It is hard to believe that three months ago to this day, we were receiving the shocking news about Dan’s cancer. All we knew at that time was that it was considered stage 4 lung cancer because it had spread to his spine, lymph nodes, and brain.
In a strange way, I don’t even feel like the same person who received that news. I took that hit. And I survived. We both did. I don’t suppose you ever go back to the person you were before.
Today, at Dan’s 3rd chemotherapy infusion, I brought in sandwiches for lunch from Potbelly (Dan’s request) and I was concerned the odor might cause fellow patients to feel nauseous. I checked with the staff and also asked the man sitting nearest if he would let me know if the smell of our food bothered him. (Dan has had very little trouble with nausea, but I know that might not be the case for others.) When the man was getting ready to leave for the day, he came over and said a quick word to Dan about how nice he thought Dan’s wife was, and how he could tell Dan was a cancer survivor because of my kind consideration.
I am hardly a veteran. The habits and the places have just become familiar. So much still lies ahead, unknown.
I DO know the hospital really well now. I know how long it takes to get here depending on what kind of traffic there is at what time of day. I know it is best to send Raine to Bronwen in Sherwood, rather than reverse commute with McMinnville involved. I know where it is best to park. I know to bring a sweater because I’ll get cold. When we walk in for chemo treatments, we have Dan’s preferred chair, our expertly packed travel bags, knowledge of the mini fridge and where to get ice, how to use the microwave, how to connect our phones to the hospital Wifi. The familiar sound of his infusion has a rhythmic cadence that coaxes me into napping in the recliner next to him.
Despite the ease of the place and our habits, I felt a lot of anxiety about today. I knew we would get the results of Dan’s CT scan and that fearful knot in my stomach that took up residence 3 months ago tightened more and more as the days of this week crept by. I called April and asked her if she could visit this weekend. Luckily, she had a couple pop-up shops to do in Vancouver today and tomorrow, so she was able to come meet us at the hospital and take me to get lunch.
That was key. Having a good friend here. Something to look forward to, past the news we would get in the morning.
The news we got was good. His CT scan showed no new lesions and an overall reduction for his known various tumors. The primary tumor in his left lung (pictured above) shows a 15% reduction (I broadcasted erroneously on social media that it was 50%~My apologies. Regardless of the number, we were still thrilled because often there is no reduction in the initial rounds.) Other growths, particularly in his lymph nodes, showed 40-50% shrinkage.
Again, We. Are. Thrilled. Dan is not only tolerating the chemotherapy (and my assorted home treatment voodoo) very well, the tumors are shrinking.

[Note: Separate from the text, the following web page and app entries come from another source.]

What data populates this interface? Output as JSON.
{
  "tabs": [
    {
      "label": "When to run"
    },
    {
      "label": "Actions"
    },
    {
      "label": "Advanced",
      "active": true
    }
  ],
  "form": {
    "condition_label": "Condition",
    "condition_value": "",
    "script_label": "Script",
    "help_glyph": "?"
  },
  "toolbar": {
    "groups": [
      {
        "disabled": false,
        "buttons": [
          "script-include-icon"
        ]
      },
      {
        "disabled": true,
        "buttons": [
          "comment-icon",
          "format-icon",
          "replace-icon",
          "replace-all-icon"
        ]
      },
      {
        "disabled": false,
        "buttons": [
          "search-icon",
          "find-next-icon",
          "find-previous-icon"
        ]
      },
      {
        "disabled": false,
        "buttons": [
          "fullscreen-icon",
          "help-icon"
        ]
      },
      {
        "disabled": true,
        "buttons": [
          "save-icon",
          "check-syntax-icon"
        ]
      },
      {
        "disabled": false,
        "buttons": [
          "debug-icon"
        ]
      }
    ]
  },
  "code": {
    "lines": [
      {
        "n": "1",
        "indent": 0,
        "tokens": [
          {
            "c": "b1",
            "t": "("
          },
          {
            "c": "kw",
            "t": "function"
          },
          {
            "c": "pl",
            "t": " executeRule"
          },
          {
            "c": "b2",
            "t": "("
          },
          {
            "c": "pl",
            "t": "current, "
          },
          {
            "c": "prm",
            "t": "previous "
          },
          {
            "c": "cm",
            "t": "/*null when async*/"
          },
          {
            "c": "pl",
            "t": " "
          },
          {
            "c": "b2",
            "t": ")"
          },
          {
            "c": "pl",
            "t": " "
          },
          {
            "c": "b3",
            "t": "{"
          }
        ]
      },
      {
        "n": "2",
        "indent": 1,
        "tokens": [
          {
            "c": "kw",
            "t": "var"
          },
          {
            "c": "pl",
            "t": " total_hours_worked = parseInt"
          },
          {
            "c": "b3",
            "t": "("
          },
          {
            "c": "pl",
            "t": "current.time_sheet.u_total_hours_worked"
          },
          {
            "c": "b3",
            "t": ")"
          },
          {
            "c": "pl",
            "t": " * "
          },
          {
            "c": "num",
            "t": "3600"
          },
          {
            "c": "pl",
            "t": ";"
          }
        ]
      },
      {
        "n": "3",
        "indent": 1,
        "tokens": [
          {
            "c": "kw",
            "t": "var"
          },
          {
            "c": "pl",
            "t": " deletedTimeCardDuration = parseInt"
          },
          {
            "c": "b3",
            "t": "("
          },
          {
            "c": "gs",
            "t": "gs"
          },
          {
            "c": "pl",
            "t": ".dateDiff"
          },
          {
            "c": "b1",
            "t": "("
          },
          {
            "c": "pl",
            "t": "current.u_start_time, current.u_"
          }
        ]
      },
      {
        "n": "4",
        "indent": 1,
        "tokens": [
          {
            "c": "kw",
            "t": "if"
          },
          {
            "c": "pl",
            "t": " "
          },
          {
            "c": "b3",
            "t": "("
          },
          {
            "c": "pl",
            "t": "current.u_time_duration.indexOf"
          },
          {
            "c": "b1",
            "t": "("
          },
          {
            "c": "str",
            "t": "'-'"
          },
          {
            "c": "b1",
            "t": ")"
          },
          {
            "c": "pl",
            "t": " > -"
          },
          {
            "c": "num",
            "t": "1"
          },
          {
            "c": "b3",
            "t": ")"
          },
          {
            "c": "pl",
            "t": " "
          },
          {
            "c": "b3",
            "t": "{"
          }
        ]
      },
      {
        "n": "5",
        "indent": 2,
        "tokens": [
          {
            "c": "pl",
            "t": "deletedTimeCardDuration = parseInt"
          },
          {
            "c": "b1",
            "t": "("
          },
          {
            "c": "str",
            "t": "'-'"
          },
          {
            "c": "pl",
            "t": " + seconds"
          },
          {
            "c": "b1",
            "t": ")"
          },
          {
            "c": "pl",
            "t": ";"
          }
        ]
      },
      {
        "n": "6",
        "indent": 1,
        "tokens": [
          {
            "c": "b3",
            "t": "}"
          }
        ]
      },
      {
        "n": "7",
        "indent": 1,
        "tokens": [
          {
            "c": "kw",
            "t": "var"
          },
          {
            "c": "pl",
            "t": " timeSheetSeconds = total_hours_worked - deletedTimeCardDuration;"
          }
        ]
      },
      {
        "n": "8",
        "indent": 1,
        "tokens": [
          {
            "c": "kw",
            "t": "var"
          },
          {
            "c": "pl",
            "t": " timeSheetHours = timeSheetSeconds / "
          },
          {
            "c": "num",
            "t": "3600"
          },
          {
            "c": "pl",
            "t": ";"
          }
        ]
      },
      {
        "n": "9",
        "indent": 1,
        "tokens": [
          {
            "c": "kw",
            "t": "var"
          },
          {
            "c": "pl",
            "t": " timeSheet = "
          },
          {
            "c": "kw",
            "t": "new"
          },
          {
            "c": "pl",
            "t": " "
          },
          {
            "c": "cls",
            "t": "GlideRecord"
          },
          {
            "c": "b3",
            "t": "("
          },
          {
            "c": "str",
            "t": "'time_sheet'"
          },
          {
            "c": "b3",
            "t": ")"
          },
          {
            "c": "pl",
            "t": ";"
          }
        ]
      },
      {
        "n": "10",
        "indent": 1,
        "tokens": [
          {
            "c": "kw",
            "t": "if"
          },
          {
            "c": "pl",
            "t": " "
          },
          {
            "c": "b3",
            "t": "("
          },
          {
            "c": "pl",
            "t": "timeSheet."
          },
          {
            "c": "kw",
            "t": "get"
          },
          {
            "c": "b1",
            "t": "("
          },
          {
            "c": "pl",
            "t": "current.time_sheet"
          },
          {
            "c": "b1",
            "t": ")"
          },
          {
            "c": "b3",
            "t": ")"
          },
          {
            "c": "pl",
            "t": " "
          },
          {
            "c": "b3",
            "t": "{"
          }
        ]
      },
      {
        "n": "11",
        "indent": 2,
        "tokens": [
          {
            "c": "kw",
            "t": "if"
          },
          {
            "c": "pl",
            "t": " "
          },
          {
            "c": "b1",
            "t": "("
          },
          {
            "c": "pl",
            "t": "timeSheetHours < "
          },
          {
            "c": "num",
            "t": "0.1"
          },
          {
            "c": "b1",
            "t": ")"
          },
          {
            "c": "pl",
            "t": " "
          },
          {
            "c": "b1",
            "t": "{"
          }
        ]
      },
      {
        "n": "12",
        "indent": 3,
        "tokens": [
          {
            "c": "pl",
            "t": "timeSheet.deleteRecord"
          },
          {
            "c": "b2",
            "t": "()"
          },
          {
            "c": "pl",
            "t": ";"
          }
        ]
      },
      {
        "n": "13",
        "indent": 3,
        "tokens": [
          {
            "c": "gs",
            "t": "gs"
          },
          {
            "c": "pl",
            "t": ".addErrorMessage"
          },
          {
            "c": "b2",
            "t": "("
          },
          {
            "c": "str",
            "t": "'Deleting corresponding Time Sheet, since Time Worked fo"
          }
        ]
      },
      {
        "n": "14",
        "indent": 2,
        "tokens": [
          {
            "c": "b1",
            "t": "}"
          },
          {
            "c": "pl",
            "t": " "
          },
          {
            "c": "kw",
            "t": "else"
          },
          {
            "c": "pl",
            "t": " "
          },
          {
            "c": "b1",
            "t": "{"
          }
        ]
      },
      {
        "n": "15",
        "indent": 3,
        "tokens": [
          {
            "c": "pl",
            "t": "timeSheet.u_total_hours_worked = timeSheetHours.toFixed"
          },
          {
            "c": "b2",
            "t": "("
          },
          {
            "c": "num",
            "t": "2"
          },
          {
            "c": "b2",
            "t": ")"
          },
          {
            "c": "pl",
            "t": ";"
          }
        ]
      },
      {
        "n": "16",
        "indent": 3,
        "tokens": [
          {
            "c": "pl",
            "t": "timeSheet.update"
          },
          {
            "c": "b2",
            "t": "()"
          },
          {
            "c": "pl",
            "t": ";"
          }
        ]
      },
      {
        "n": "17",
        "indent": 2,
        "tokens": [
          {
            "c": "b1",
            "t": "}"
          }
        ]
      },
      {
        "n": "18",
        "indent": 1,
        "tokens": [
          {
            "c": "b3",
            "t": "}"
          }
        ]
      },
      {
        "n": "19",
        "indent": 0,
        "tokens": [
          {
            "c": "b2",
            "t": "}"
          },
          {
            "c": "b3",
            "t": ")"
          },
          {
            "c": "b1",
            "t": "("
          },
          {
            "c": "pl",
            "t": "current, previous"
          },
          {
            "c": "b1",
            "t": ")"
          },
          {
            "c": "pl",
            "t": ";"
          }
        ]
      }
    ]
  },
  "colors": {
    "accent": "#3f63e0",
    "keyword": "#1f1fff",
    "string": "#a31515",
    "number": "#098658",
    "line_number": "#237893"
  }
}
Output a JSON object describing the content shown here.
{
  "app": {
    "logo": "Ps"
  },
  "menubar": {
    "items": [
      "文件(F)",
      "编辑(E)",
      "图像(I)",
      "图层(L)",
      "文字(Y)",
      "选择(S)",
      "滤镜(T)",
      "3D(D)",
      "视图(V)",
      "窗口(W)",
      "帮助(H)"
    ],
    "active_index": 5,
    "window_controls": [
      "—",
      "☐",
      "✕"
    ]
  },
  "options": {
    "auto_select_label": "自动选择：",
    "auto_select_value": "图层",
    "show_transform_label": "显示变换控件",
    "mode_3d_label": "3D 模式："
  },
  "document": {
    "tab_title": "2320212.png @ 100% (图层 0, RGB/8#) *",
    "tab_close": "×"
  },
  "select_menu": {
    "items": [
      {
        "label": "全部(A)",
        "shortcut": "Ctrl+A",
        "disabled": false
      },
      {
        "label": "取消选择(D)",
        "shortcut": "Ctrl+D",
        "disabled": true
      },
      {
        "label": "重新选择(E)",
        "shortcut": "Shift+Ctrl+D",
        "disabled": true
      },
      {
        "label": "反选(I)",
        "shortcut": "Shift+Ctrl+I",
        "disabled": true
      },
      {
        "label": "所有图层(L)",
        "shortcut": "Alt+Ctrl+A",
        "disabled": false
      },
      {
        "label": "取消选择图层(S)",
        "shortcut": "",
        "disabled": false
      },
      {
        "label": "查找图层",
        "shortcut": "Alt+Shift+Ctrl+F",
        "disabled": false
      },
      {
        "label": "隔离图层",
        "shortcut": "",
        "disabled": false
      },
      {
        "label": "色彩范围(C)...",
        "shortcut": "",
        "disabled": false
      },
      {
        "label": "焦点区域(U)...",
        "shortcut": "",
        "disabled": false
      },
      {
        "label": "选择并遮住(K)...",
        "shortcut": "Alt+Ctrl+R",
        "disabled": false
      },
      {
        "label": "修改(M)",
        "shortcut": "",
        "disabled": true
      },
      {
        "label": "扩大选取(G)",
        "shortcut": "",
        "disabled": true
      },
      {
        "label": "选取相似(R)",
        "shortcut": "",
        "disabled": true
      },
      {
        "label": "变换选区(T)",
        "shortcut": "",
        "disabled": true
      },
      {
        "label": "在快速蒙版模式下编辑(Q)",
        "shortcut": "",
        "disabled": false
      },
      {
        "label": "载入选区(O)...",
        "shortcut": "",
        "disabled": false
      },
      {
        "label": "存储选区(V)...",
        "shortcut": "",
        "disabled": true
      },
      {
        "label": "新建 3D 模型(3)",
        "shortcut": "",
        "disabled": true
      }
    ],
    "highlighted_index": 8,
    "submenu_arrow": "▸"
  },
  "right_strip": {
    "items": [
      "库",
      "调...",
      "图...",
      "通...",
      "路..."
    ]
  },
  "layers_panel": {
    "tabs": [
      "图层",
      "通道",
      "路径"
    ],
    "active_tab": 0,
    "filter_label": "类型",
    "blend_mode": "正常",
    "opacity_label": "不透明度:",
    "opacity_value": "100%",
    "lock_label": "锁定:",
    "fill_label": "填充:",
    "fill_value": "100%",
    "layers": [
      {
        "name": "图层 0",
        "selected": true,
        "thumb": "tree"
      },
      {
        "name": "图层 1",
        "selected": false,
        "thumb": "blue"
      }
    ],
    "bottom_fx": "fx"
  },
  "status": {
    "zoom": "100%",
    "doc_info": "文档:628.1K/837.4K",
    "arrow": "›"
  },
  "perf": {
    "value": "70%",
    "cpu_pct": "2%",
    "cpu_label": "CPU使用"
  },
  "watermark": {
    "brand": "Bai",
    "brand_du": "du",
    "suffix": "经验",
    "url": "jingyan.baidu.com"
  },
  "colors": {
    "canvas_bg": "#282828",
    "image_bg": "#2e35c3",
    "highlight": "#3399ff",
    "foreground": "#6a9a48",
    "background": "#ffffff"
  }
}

Combined with the knowledge that his genetic mutation is ALK (and therefore how ALK tumors behave and respond to treatment) we are feeling extremely fortunate.
I was reminded of this so sharply as I started reading my new book “Wild” after Dr. Duffy left. The author hikes the Pacific Crest Trail from Southern California to Washington as a way to cope with her unhappiness and come to terms with the death of her mother.
(Spoiler alert) The author’s mother was also diagnosed with stage 4 lung cancer and despite her youth (in her 40’s) it was inoperable and untreatable. She died 49 days later.
Dan’s cancer is treatable and we now know responding well to treatment. My heart is full of gratitude. He is a cancer survivor. I don’t believe cancer has to be 100% eliminated to bestow that title. He is surviving every day. And I will continue to make my goal every day to support him, love him, and protect him.
I am popping some champagne tonight. Happy holidays and cheers!